*** Data Section Begins ***

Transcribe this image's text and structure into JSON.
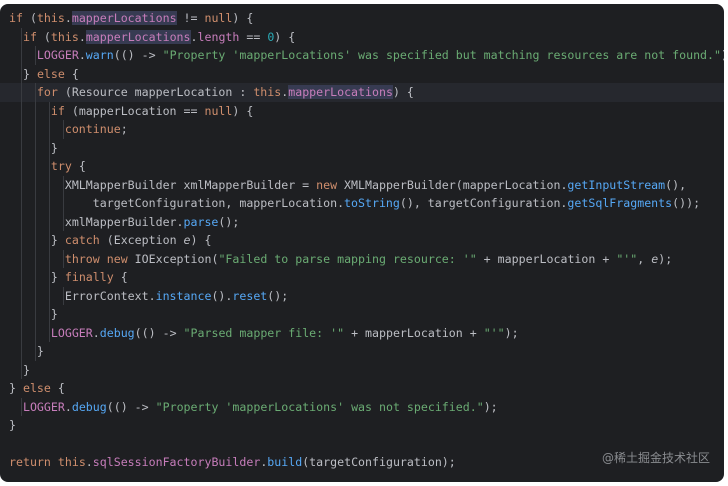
{
  "theme": {
    "background": "#1e1f22",
    "keyword": "#cf8e6d",
    "string": "#6aab73",
    "number": "#2aacb8",
    "field": "#c77dbb",
    "method": "#56a8f5",
    "text": "#bcbec4",
    "line_highlight": "#26282e"
  },
  "code_lines": [
    {
      "indent": 0,
      "tokens": [
        [
          "kw",
          "if"
        ],
        [
          "plain",
          " ("
        ],
        [
          "kw",
          "this"
        ],
        [
          "plain",
          "."
        ],
        [
          "fld-hl",
          "mapperLocations"
        ],
        [
          "plain",
          " != "
        ],
        [
          "kw",
          "null"
        ],
        [
          "plain",
          ") {"
        ]
      ]
    },
    {
      "indent": 1,
      "tokens": [
        [
          "kw",
          "if"
        ],
        [
          "plain",
          " ("
        ],
        [
          "kw",
          "this"
        ],
        [
          "plain",
          "."
        ],
        [
          "fld-hl",
          "mapperLocations"
        ],
        [
          "plain",
          "."
        ],
        [
          "fld",
          "length"
        ],
        [
          "plain",
          " == "
        ],
        [
          "num",
          "0"
        ],
        [
          "plain",
          ") {"
        ]
      ]
    },
    {
      "indent": 2,
      "tokens": [
        [
          "const-fld",
          "LOGGER"
        ],
        [
          "plain",
          "."
        ],
        [
          "mth",
          "warn"
        ],
        [
          "plain",
          "(() -> "
        ],
        [
          "str",
          "\"Property 'mapperLocations' was specified but matching resources are not found.\""
        ],
        [
          "plain",
          ");"
        ]
      ]
    },
    {
      "indent": 1,
      "tokens": [
        [
          "plain",
          "} "
        ],
        [
          "kw",
          "else"
        ],
        [
          "plain",
          " {"
        ]
      ]
    },
    {
      "indent": 2,
      "highlight": true,
      "tokens": [
        [
          "kw",
          "for"
        ],
        [
          "plain",
          " (Resource mapperLocation : "
        ],
        [
          "kw",
          "this"
        ],
        [
          "plain",
          "."
        ],
        [
          "fld-hl",
          "mapperLocations"
        ],
        [
          "plain",
          ") {"
        ]
      ]
    },
    {
      "indent": 3,
      "tokens": [
        [
          "kw",
          "if"
        ],
        [
          "plain",
          " (mapperLocation == "
        ],
        [
          "kw",
          "null"
        ],
        [
          "plain",
          ") {"
        ]
      ]
    },
    {
      "indent": 4,
      "tokens": [
        [
          "kw",
          "continue"
        ],
        [
          "plain",
          ";"
        ]
      ]
    },
    {
      "indent": 3,
      "tokens": [
        [
          "plain",
          "}"
        ]
      ]
    },
    {
      "indent": 3,
      "tokens": [
        [
          "kw",
          "try"
        ],
        [
          "plain",
          " {"
        ]
      ]
    },
    {
      "indent": 4,
      "tokens": [
        [
          "plain",
          "XMLMapperBuilder xmlMapperBuilder = "
        ],
        [
          "kw",
          "new"
        ],
        [
          "plain",
          " XMLMapperBuilder(mapperLocation."
        ],
        [
          "mth",
          "getInputStream"
        ],
        [
          "plain",
          "(),"
        ]
      ]
    },
    {
      "indent": 6,
      "tokens": [
        [
          "plain",
          "targetConfiguration, mapperLocation."
        ],
        [
          "mth",
          "toString"
        ],
        [
          "plain",
          "(), targetConfiguration."
        ],
        [
          "mth",
          "getSqlFragments"
        ],
        [
          "plain",
          "());"
        ]
      ]
    },
    {
      "indent": 4,
      "tokens": [
        [
          "plain",
          "xmlMapperBuilder."
        ],
        [
          "mth",
          "parse"
        ],
        [
          "plain",
          "();"
        ]
      ]
    },
    {
      "indent": 3,
      "tokens": [
        [
          "plain",
          "} "
        ],
        [
          "kw",
          "catch"
        ],
        [
          "plain",
          " (Exception "
        ],
        [
          "param",
          "e"
        ],
        [
          "plain",
          ") {"
        ]
      ]
    },
    {
      "indent": 4,
      "tokens": [
        [
          "kw",
          "throw"
        ],
        [
          "plain",
          " "
        ],
        [
          "kw",
          "new"
        ],
        [
          "plain",
          " IOException("
        ],
        [
          "str",
          "\"Failed to parse mapping resource: '\""
        ],
        [
          "plain",
          " + mapperLocation + "
        ],
        [
          "str",
          "\"'\""
        ],
        [
          "plain",
          ", "
        ],
        [
          "param",
          "e"
        ],
        [
          "plain",
          ");"
        ]
      ]
    },
    {
      "indent": 3,
      "tokens": [
        [
          "plain",
          "} "
        ],
        [
          "kw",
          "finally"
        ],
        [
          "plain",
          " {"
        ]
      ]
    },
    {
      "indent": 4,
      "tokens": [
        [
          "plain",
          "ErrorContext."
        ],
        [
          "mth",
          "instance"
        ],
        [
          "plain",
          "()."
        ],
        [
          "mth",
          "reset"
        ],
        [
          "plain",
          "();"
        ]
      ]
    },
    {
      "indent": 3,
      "tokens": [
        [
          "plain",
          "}"
        ]
      ]
    },
    {
      "indent": 3,
      "tokens": [
        [
          "const-fld",
          "LOGGER"
        ],
        [
          "plain",
          "."
        ],
        [
          "mth",
          "debug"
        ],
        [
          "plain",
          "(() -> "
        ],
        [
          "str",
          "\"Parsed mapper file: '\""
        ],
        [
          "plain",
          " + mapperLocation + "
        ],
        [
          "str",
          "\"'\""
        ],
        [
          "plain",
          ");"
        ]
      ]
    },
    {
      "indent": 2,
      "tokens": [
        [
          "plain",
          "}"
        ]
      ]
    },
    {
      "indent": 1,
      "tokens": [
        [
          "plain",
          "}"
        ]
      ]
    },
    {
      "indent": 0,
      "tokens": [
        [
          "plain",
          "} "
        ],
        [
          "kw",
          "else"
        ],
        [
          "plain",
          " {"
        ]
      ]
    },
    {
      "indent": 1,
      "tokens": [
        [
          "const-fld",
          "LOGGER"
        ],
        [
          "plain",
          "."
        ],
        [
          "mth",
          "debug"
        ],
        [
          "plain",
          "(() -> "
        ],
        [
          "str",
          "\"Property 'mapperLocations' was not specified.\""
        ],
        [
          "plain",
          ");"
        ]
      ]
    },
    {
      "indent": 0,
      "tokens": [
        [
          "plain",
          "}"
        ]
      ]
    },
    {
      "indent": 0,
      "tokens": []
    },
    {
      "indent": 0,
      "tokens": [
        [
          "kw",
          "return"
        ],
        [
          "plain",
          " "
        ],
        [
          "kw",
          "this"
        ],
        [
          "plain",
          "."
        ],
        [
          "fld",
          "sqlSessionFactoryBuilder"
        ],
        [
          "plain",
          "."
        ],
        [
          "mth",
          "build"
        ],
        [
          "plain",
          "(targetConfiguration);"
        ]
      ]
    }
  ],
  "watermark": "@稀土掘金技术社区"
}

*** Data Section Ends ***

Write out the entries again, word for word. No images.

Reply:
Transcribe this image's text and structure into JSON.
{
  "theme": {
    "background": "#1e1f22",
    "keyword": "#cf8e6d",
    "string": "#6aab73",
    "number": "#2aacb8",
    "field": "#c77dbb",
    "method": "#56a8f5",
    "text": "#bcbec4",
    "line_highlight": "#26282e"
  },
  "code_lines": [
    {
      "indent": 0,
      "tokens": [
        [
          "kw",
          "if"
        ],
        [
          "plain",
          " ("
        ],
        [
          "kw",
          "this"
        ],
        [
          "plain",
          "."
        ],
        [
          "fld-hl",
          "mapperLocations"
        ],
        [
          "plain",
          " != "
        ],
        [
          "kw",
          "null"
        ],
        [
          "plain",
          ") {"
        ]
      ]
    },
    {
      "indent": 1,
      "tokens": [
        [
          "kw",
          "if"
        ],
        [
          "plain",
          " ("
        ],
        [
          "kw",
          "this"
        ],
        [
          "plain",
          "."
        ],
        [
          "fld-hl",
          "mapperLocations"
        ],
        [
          "plain",
          "."
        ],
        [
          "fld",
          "length"
        ],
        [
          "plain",
          " == "
        ],
        [
          "num",
          "0"
        ],
        [
          "plain",
          ") {"
        ]
      ]
    },
    {
      "indent": 2,
      "tokens": [
        [
          "const-fld",
          "LOGGER"
        ],
        [
          "plain",
          "."
        ],
        [
          "mth",
          "warn"
        ],
        [
          "plain",
          "(() -> "
        ],
        [
          "str",
          "\"Property 'mapperLocations' was specified but matching resources are not found.\""
        ],
        [
          "plain",
          ");"
        ]
      ]
    },
    {
      "indent": 1,
      "tokens": [
        [
          "plain",
          "} "
        ],
        [
          "kw",
          "else"
        ],
        [
          "plain",
          " {"
        ]
      ]
    },
    {
      "indent": 2,
      "highlight": true,
      "tokens": [
        [
          "kw",
          "for"
        ],
        [
          "plain",
          " (Resource mapperLocation : "
        ],
        [
          "kw",
          "this"
        ],
        [
          "plain",
          "."
        ],
        [
          "fld-hl",
          "mapperLocations"
        ],
        [
          "plain",
          ") {"
        ]
      ]
    },
    {
      "indent": 3,
      "tokens": [
        [
          "kw",
          "if"
        ],
        [
          "plain",
          " (mapperLocation == "
        ],
        [
          "kw",
          "null"
        ],
        [
          "plain",
          ") {"
        ]
      ]
    },
    {
      "indent": 4,
      "tokens": [
        [
          "kw",
          "continue"
        ],
        [
          "plain",
          ";"
        ]
      ]
    },
    {
      "indent": 3,
      "tokens": [
        [
          "plain",
          "}"
        ]
      ]
    },
    {
      "indent": 3,
      "tokens": [
        [
          "kw",
          "try"
        ],
        [
          "plain",
          " {"
        ]
      ]
    },
    {
      "indent": 4,
      "tokens": [
        [
          "plain",
          "XMLMapperBuilder xmlMapperBuilder = "
        ],
        [
          "kw",
          "new"
        ],
        [
          "plain",
          " XMLMapperBuilder(mapperLocation."
        ],
        [
          "mth",
          "getInputStream"
        ],
        [
          "plain",
          "(),"
        ]
      ]
    },
    {
      "indent": 6,
      "tokens": [
        [
          "plain",
          "targetConfiguration, mapperLocation."
        ],
        [
          "mth",
          "toString"
        ],
        [
          "plain",
          "(), targetConfiguration."
        ],
        [
          "mth",
          "getSqlFragments"
        ],
        [
          "plain",
          "());"
        ]
      ]
    },
    {
      "indent": 4,
      "tokens": [
        [
          "plain",
          "xmlMapperBuilder."
        ],
        [
          "mth",
          "parse"
        ],
        [
          "plain",
          "();"
        ]
      ]
    },
    {
      "indent": 3,
      "tokens": [
        [
          "plain",
          "} "
        ],
        [
          "kw",
          "catch"
        ],
        [
          "plain",
          " (Exception "
        ],
        [
          "param",
          "e"
        ],
        [
          "plain",
          ") {"
        ]
      ]
    },
    {
      "indent": 4,
      "tokens": [
        [
          "kw",
          "throw"
        ],
        [
          "plain",
          " "
        ],
        [
          "kw",
          "new"
        ],
        [
          "plain",
          " IOException("
        ],
        [
          "str",
          "\"Failed to parse mapping resource: '\""
        ],
        [
          "plain",
          " + mapperLocation + "
        ],
        [
          "str",
          "\"'\""
        ],
        [
          "plain",
          ", "
        ],
        [
          "param",
          "e"
        ],
        [
          "plain",
          ");"
        ]
      ]
    },
    {
      "indent": 3,
      "tokens": [
        [
          "plain",
          "} "
        ],
        [
          "kw",
          "finally"
        ],
        [
          "plain",
          " {"
        ]
      ]
    },
    {
      "indent": 4,
      "tokens": [
        [
          "plain",
          "ErrorContext."
        ],
        [
          "mth",
          "instance"
        ],
        [
          "plain",
          "()."
        ],
        [
          "mth",
          "reset"
        ],
        [
          "plain",
          "();"
        ]
      ]
    },
    {
      "indent": 3,
      "tokens": [
        [
          "plain",
          "}"
        ]
      ]
    },
    {
      "indent": 3,
      "tokens": [
        [
          "const-fld",
          "LOGGER"
        ],
        [
          "plain",
          "."
        ],
        [
          "mth",
          "debug"
        ],
        [
          "plain",
          "(() -> "
        ],
        [
          "str",
          "\"Parsed mapper file: '\""
        ],
        [
          "plain",
          " + mapperLocation + "
        ],
        [
          "str",
          "\"'\""
        ],
        [
          "plain",
          ");"
        ]
      ]
    },
    {
      "indent": 2,
      "tokens": [
        [
          "plain",
          "}"
        ]
      ]
    },
    {
      "indent": 1,
      "tokens": [
        [
          "plain",
          "}"
        ]
      ]
    },
    {
      "indent": 0,
      "tokens": [
        [
          "plain",
          "} "
        ],
        [
          "kw",
          "else"
        ],
        [
          "plain",
          " {"
        ]
      ]
    },
    {
      "indent": 1,
      "tokens": [
        [
          "const-fld",
          "LOGGER"
        ],
        [
          "plain",
          "."
        ],
        [
          "mth",
          "debug"
        ],
        [
          "plain",
          "(() -> "
        ],
        [
          "str",
          "\"Property 'mapperLocations' was not specified.\""
        ],
        [
          "plain",
          ");"
        ]
      ]
    },
    {
      "indent": 0,
      "tokens": [
        [
          "plain",
          "}"
        ]
      ]
    },
    {
      "indent": 0,
      "tokens": []
    },
    {
      "indent": 0,
      "tokens": [
        [
          "kw",
          "return"
        ],
        [
          "plain",
          " "
        ],
        [
          "kw",
          "this"
        ],
        [
          "plain",
          "."
        ],
        [
          "fld",
          "sqlSessionFactoryBuilder"
        ],
        [
          "plain",
          "."
        ],
        [
          "mth",
          "build"
        ],
        [
          "plain",
          "(targetConfiguration);"
        ]
      ]
    }
  ],
  "watermark": "@稀土掘金技术社区"
}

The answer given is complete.